(b) But neither is such proof required by faithful Readers; who, for want of the. requisite Scientific knowledge, are unable to discern the perfect Harmony of the Evangelical narratives in this place. It is only one of many places where a prima facie discrepancy, though it does not fail to strike,—yet (happily) altogether fails to distress them. Consciously or unconsciously, such readers reason with themselves somewhat as follows:—“God’s Word, like all God’s other Works, (and I am taught to regard God’s Word as a very masterpiece of creative skill;)—the blessed Gospel, I say, is full of difficulties. And yet those difficulties are observed invariably to disappear under competent investigation. Can I seriously doubt that if sufficient critical skill were brought to bear on the highly elliptical portion of narrative contained in these Twelve Verses, it would present no 190exception to a rule which is observed to be else universal; and that any apparent inconsistency between S. Mark’s statements in this place, and those of S. Luke and S. John, would also be found to be imaginary only?”

This then is the reason why I abstain from entering upon a prolonged Inquiry, which would in fact necessitate a discussion of the Principles of Gospel Harmony,—for which the present would clearly not be the proper place.

VIII. Let it suffice that, in the foregoing pages,—

1. I have shewn that the supposed argument from “Style,” (in itself a highly fallacious test,) disappears under investigation.

It has been proved (pp. 142-5) that, on the contrary, the style of S. Mark xvi. 9-20 is exceedingly like the style of S. Mark i. 9-20; and therefore, that it is rendered probable by the Style that the Author of the beginning of this Gospel was also the Author of the end of it.

2. I have further shewn that the supposed argument from “Phraseology,”—(in itself, a most unsatisfactory test; and as it has been applied to the matter in hand, a very coarse and clumsy one;)—breaks down hopelessly under severe analysis.

Instead of there being twenty-seven suspicious circumstances in the Phraseology of these Twelve Verses, it has been proved (pp.170-3) that in twenty-seven particulars there emerge corroborative considerations.

3. Lastly, I have shewn that a loftier method of Criticism is at hand; and that, tested by this truer, more judicious, and more philosophical standard; a presumption of the highest order is created that these Verses must needs be the work of S. Mark.

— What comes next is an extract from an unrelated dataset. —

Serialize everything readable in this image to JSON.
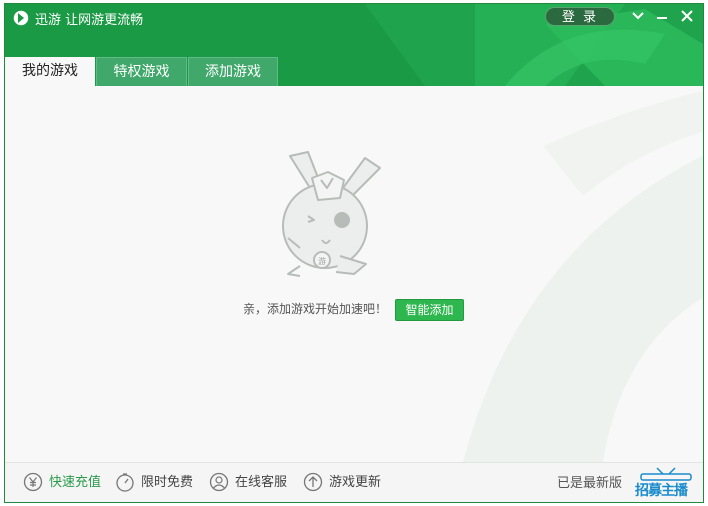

191
« Prev Chapter IX. Internal Evidence Demonstrated to Be… Next »
Please login or register to save highlights and make annotations
Corrections disabled for this book
Proofing disabled for this book
Printer-friendly version





Advertisements



| Define | Popups: Login | Register | Prev Next | Help |